March is Peru’s carnival time when there are colourful displays of dancing, elaborate costumes and masks.
The local custom is to throw buckets of water and powder at anyone around so wear old clothes.
South America’s second-largest festival and the biggest festival in Peru is Inti Raymi – Festival of the Sun (24 June) in Cuzco.
It’s the best Inca festival to plan your trip around to experience Inca rituals and plenty of partying around town.
More than 200,000 visitors flock to attend rituals, parties and celebrations in honour of the God of the Sun: Wiracocha.
Not only is Bolivia home to the highest capital in the world (La Paz), Lake Titicaca is the world’s highest lake and Salar de Uyuni the highest salt flats.
South America’s poorest country is rich in culture, which is displayed with pride by the locals at festivals and markets.
If you’re on a budget, pick Bolivia as it’s one of the cheapest countries in South America to visit.
The mining town of Oruro is the venue of the Oruro Carnival when thousands of Bolivian folk dancers in colourful traditional costumes and masks dance up a storm.
People party in the plazas and gather on rooftops to watch La Diablada (dance of the devils), which is a massive parade with up to 30,000 dancers and musicians dressed up as Inca gods, devils and spirit animals.
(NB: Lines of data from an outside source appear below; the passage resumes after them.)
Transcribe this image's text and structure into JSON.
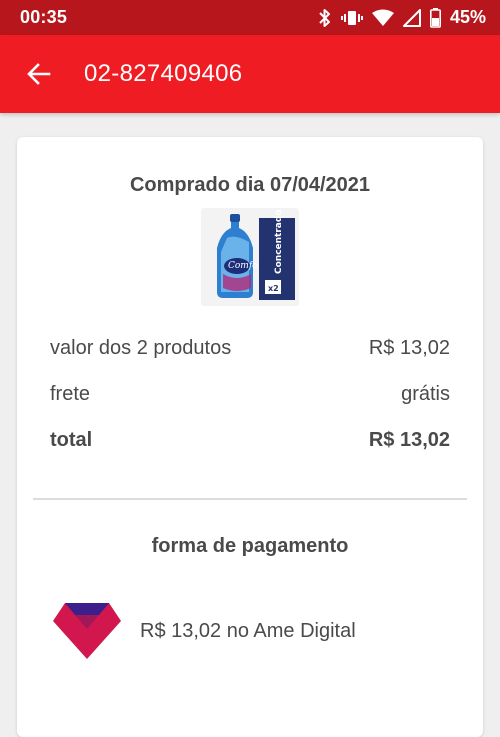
{
  "status_bar": {
    "time": "00:35",
    "battery": "45%",
    "icons": [
      "bluetooth-icon",
      "vibrate-icon",
      "wifi-icon",
      "signal-icon",
      "battery-icon"
    ]
  },
  "app_bar": {
    "title": "02-827409406",
    "back_icon": "arrow-left-icon",
    "color": "#ef1c24"
  },
  "order": {
    "purchase_date_label": "Comprado dia 07/04/2021",
    "product_image": "product-thumbnail-fabric-softener",
    "summary": [
      {
        "label": "valor dos 2 produtos",
        "value": "R$ 13,02",
        "bold": false
      },
      {
        "label": "frete",
        "value": "grátis",
        "bold": false
      },
      {
        "label": "total",
        "value": "R$ 13,02",
        "bold": true
      }
    ]
  },
  "payment": {
    "title": "forma de pagamento",
    "method_icon": "ame-digital-logo",
    "method_text": "R$ 13,02 no Ame Digital"
  },
  "colors": {
    "status_bar": "#b8161d",
    "app_bar": "#ef1c24",
    "background": "#efefef",
    "text": "#4a4a4a"
  }
}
With 7000km of beaches and 44 national parks, Brazil is a natural playground.
Rio de Janeiro
With a mountainous backdrop and natural harbour, Rio de Janeiro is a magnet for travellers.
Visiting Rio during Carnaval time is one of the things to do in Brazil for your bucket list as the city is one big party.
Rio puts on parties, parades and formal events, but there are plenty of free street and beach celebrations at Copacabana and Ipanema beaches.
The Samba Parade is a spectacular thing to see in Rio as the elaborate floats are truly impressive.
Hundreds of people samba down the street in glitzy costumes and hotels, bars, cafes and restaurants are all open for partying.
In Rio de Janeiro, families should head for Leblon Beach, an upmarket area with organised beach sports for adults and children.
There’s a free play zone with toys for toddlers, and there’s the opportunity of joining local school kids in a game of beach soccer.
On weekends, the beaches are filled with entertainers, jugglers, magicians and musicians.
At Museu do Indio, a museum for Brazil’s indigenous cultures, kids can get creative with body stamps and paints for kids and play in models of native Indian houses.
In the Catete neighbourhood, Parque do Catete has a toy library where you can hire toys by the hour.
Carnival (February) is the most expensive time to visit Rio as room rates can quadruple.
Still, you can save money by eating at no-frills “per kilo” restaurants where you pay for your meal according to the weight of the plate (usually between $8 and $30 a kilogram).
Sao Paulo is Brazil’s largest city and its cultural capital. It has an array of museums, cafes and bars.
There are plenty of attractions for the little ones, including a Wet n Wild water slide park, a science museum, zoo and a snake study centre.
The Pantanal, the Amazon basin and Iguacu Falls are adventure destinations with plenty to offer.
Safaris in the Pantanal, one of the world’s most extensive tropical wetlands, usually include visits to local schools and farms, wildlife quizzes and campfires.
Colonial architecture, the Caribbean coastline and coffee triangle are some of the things to see in this country in South America.
During the 1980s, Colombia’s third-largest city, Santiago de Cali, was the capital of drug barons.
The drug cartels have been cleaned up, and Colombia is fast becoming a safe country in South America to visit.
The Zumba craze that took the world by storm came from Colombia and has similarities to the Colombian salsa.
Colombians salsa all year round in restaurants and public squares but a fun time to visit is during the Salsa Festival in Medellin (July) and the Cali Salsa Festival (December).